Does China believe that we are on the verge of a major global crisis? The communist Chinese government has always been very big into planning, and it appears that they have decided that now is the time to hoard food, gold and other commodities. Of course in recent days the fact that China is completely cutting off U.S. agricultural imports has made headlines all over the globe, but at the same time China is dramatically increasing the amount of food that it is importing from the rest of the world. The end result is actually a substantial surge in Chinese imports, and this is starting to show up in the official numbers. For example, we just learned that Chinese soybean imports in July were actually up 8 percent compared to last year…
China’s soybean imports in July rose 8% from a year earlier, to their highest level in almost a year, customs data showed on Thursday, as importers increased their purchases of Brazilian beans on higher crush margins.
As I discussed the other day, China had already been drastically reducing soybean imports from the United States even before this recent announcement that U.S. agricultural imports were being cut off completely.

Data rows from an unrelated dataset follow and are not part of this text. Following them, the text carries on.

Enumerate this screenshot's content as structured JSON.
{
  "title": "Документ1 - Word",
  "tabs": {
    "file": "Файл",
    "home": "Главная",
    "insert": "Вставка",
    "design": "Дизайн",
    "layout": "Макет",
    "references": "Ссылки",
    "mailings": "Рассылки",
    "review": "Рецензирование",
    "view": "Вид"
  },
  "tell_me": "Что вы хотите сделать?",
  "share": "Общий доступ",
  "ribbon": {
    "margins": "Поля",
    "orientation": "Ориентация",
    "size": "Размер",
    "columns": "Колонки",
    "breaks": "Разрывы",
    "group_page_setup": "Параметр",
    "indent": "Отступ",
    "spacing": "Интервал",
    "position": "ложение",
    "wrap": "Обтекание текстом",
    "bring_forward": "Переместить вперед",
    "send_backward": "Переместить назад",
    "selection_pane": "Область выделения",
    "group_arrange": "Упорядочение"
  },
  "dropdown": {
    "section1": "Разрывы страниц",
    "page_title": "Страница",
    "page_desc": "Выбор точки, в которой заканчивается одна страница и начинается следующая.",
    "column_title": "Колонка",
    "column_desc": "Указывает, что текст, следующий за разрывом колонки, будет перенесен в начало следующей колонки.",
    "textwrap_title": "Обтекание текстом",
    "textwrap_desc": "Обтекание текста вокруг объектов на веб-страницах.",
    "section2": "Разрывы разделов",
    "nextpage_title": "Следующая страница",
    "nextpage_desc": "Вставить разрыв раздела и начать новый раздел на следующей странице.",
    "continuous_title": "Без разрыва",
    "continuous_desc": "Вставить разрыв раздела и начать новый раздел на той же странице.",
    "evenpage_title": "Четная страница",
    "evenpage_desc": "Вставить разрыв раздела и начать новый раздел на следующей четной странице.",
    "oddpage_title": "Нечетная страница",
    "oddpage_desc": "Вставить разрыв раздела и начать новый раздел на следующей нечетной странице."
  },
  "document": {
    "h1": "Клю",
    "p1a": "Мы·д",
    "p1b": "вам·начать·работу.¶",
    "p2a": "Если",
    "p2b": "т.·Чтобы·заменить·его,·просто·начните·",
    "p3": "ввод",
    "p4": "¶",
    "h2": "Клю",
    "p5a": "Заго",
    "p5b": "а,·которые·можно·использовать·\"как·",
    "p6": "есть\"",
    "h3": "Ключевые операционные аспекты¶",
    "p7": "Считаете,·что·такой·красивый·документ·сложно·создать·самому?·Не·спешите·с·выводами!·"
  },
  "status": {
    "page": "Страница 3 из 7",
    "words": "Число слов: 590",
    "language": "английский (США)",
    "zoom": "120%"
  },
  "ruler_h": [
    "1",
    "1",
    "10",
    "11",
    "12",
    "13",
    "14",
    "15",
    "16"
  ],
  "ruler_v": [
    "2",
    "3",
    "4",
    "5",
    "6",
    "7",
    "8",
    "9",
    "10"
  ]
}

So American farmers were definitely not benefiting from this Chinese import boom, and now that China has decided not to buy any of our crops it is going to be a “devastating blow” for our farmers…
With China officially pulling out of buying U.S. agricultural products, American farmers are losing one of their biggest customers. It could be a devastating blow in an already tough year for crops and commodity prices. It may also dent U.S. gross domestic product and hurt companies like Deere, whose business is directly tied to farming in the Heartland.
“Sales have already been lower this crop year because of the existing tariffs. If we went all the way to no China exports whatsoever, that would of course result in even larger market and price impacts,” said Pat Westhoff, director of the Food and Agricultural Policy Research Institute at the University of Missouri. “Cutting China completely out of the market would be a very big deal.”
Needless to say, China has had to turn to other sources to supply their needs, and last month we learned that China had decided to substantially increase wheat and soybean imports from Russia…
China has approved wheat imports from the Russian region of Kurgan, the Chinese customs office said on Friday, bringing Russia a step closer to its goal of dramatically increasing grain exports.
It also approved soybean imports from all parts of Russia, the General Administration of Customs said in a separate statement on its website, having all but halted U.S. soy imports as the trade dispute between Beijing and Washington deepened.
This is yet another sign that Russia and China are drawing closer, and this is something that we have been anticipating.
Meanwhile, China is also hoarding gold. In fact, July was the eighth month in a row in which the Chinese increased their reserves…
China bought nearly 10 tons of gold in July, marking the eighth consecutive month the country increased its reserves, Bloomberg reported Wednesday morning.
The purchase is another signal from China that it’s gearing up for a prolonged trade conflict with the US. Gold serves as a historic safe-haven investment, and its price typically rises when markets and other currencies see increased volatility or prolonged weakness.
In addition, Bloomberg is reporting that Chinese commodity purchases of all types were very, very strong in July…
Commodity purchases by China rebounded strongly in July. Imports of soy to coal and crude oil gained, signaling demand in the world’s biggest buyer remains solid even as a trade spat with the U.S. escalates.
So why are the Chinese suddenly stocking up on everything?
Well, the truth is that the answer to that question is quite obvious. The trade war between the United States and China is rapidly escalating, war in the Middle East could erupt at any time, the global economy has been steadily slowing down, crops are failing all over the planet, and everywhere we look we seem to see rising political instability.
In fact, we even see it in China’s own backyard. After weeks of unprecedented political protests in Hong Kong, it looks like we could be right on the verge of a brutal crackdown. The following comes from the New York Post…
After eight weeks of huge Hong Kong street protests against Beijing’s rule, the People’s Republic is massing police and soldiers just across the border. Message: If the protesters don’t quit, a bloodbath is coming.
Beijing has also started denouncing the protests as the work of American provocateurs. That’s so the regime can paint its Tiananmen Square-style crackdown as a battle against “foreign influence,” not a smashing of Chinese people who decided all on their own that they’d rather be free.
The relative stability that we have been enjoying for the past several years is ending, and it appears that the months ahead could potentially be quite chaotic.
Normally I would never suggest that anyone should emulate the Chinese government, but in this case they appear to be doing the wise thing. Now is the time to get prepared for what is coming, because the road ahead promises to be quite tumultuous.
Most people don’t realize it, but U.S. relations with China have already passed the point of no return. Things are going to become increasingly tense between our two nations, and that is going to have very serious implications for all of us.
About the author: Michael Snyder is a nationally-syndicated writer, media personality and political activist. He is the author of four books including Get Prepared Now, The Beginning Of The End and Living A Life That Really Matters. His articles are originally published on The Economic Collapse Blog, End Of The American Dream and The Most Important News. From there, his articles are republished on dozens of other prominent websites. If you would like to republish his articles, please feel free to do so. The more people that see this information the better, and we need to wake more people up while there is still time.